Despite initial challenges in understanding the program’s large number of incentives and related payment requirements, nearly all families eventually earned rewards — more than $6,000, on average, over the first two years. In addition, effects from Family Rewards varied across a wide range of outcome measures — for example, the program:
? Reduced current poverty and hardship, including hunger and some housing and health care hardships
? Increased savings and the likelihood that parents would have bank accounts, and reduced the use of alternative banking institutions (such as check cashers)
? Did not improve school outcomes overall for elementary or middle school students, but did increase school attendance, course credits, grade advancement, and standardized test results among better-prepared high school students
? Somewhat increased families’ continuous use of health insurance coverage, reduced their reliance on hospital emergency rooms for routine care, and increased their receipt of medical care
? Substantially increased families’ receipt of preventive dental care
? Increased employment in jobs that are not covered by the unemployment insurance (UI) system but reduced employment in UI-covered jobs
Because only the first 12 to 24 months of the program are covered — including a “start-up” phase during which operational “kinks” were being worked out — it is too soon to draw firm conclusions about the full potential of Family Rewards. Future reports will present longer-term findings, eventually covering all three years of program operations plus two additional years after the cash incentives are no longer offered.
Or to put it in context:
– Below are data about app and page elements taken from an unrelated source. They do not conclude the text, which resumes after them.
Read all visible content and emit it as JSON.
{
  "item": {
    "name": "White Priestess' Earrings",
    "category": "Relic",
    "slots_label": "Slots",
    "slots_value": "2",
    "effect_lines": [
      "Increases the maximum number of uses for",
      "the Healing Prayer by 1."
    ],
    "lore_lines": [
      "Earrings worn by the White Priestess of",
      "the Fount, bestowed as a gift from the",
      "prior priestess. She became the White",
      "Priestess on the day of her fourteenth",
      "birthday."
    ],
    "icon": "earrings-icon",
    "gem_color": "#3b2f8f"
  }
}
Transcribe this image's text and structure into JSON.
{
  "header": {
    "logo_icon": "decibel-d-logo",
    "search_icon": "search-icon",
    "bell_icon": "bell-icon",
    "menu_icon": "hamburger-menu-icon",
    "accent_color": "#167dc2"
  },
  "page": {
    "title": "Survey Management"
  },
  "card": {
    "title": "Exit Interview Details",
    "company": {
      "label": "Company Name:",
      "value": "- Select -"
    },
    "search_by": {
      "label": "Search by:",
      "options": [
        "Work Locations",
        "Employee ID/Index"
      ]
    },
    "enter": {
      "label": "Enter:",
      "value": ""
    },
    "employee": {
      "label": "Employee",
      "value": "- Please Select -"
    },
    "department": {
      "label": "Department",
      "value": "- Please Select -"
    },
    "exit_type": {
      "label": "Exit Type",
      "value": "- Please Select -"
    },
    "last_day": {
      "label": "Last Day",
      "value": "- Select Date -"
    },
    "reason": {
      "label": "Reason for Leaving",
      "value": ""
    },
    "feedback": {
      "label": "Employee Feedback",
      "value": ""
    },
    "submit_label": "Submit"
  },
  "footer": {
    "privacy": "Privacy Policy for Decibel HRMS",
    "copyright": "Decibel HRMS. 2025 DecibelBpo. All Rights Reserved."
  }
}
The findings indicate that Family Rewards led to small increases in elementary and middle school students’ participation in extracurricular activities and in the extent to which their parents were engaged with their schooling, but it had few effects on attendance or test scores. Among the older students, the program led to large and consistent gains in school progress for a subgroup of more academically prepared ninth-graders. For students in that subgroup, who may have been in a better position to take advantage of the incentives, the program increased attendance and school progression, namely promotion to the tenth grade and number of credits earned. These effects are encouraging and on a par with those found from other, more intensive, school-based interventions
The really interesting question will be whether these impacts are sustained when the cash stops flowing. Nonetheless, the early results are pretty encouraging, and suggest that these kids of innovative programs are at least worth considering in Australia, particularly for Indigenous communities.
Update: The NYT reports that the results have been too modest for NYC to make this a publicly-funded program (HT: AK).
A much more negative take on the same report can be found at City Journal (http://www.city-journal.org/2010/eon0408hm.html) I’ve got to disagree that these results are encouraging.
The program is effectively a bribe to jump through some pretty easy hoops, namely to attend school and pass enough classes to graduate. Its a pretty good deal, most kids would love to be in on it. And that they could only get small or no increases in most categories is damning.
It also suffers from a common problem, often found in the development field. The kids who benefited from it were the more ‘academically prepared’ ninth graders. The kids who responded to the incentives and got the benefits are more likely to be smart and self-disciplines, and they won’t be poor for long. The kids who are doing poorly and face a lifetime of poverty (ie. those we are trying to help) did not respond in a beneficial way.
The key point is that inner city kids are not poor for the same reasons that rural Mexican villagers are poor. But rural indigenous communities in Australia are poor for some of the same reasons as Mexican villagers, so i agree its worth considering for them.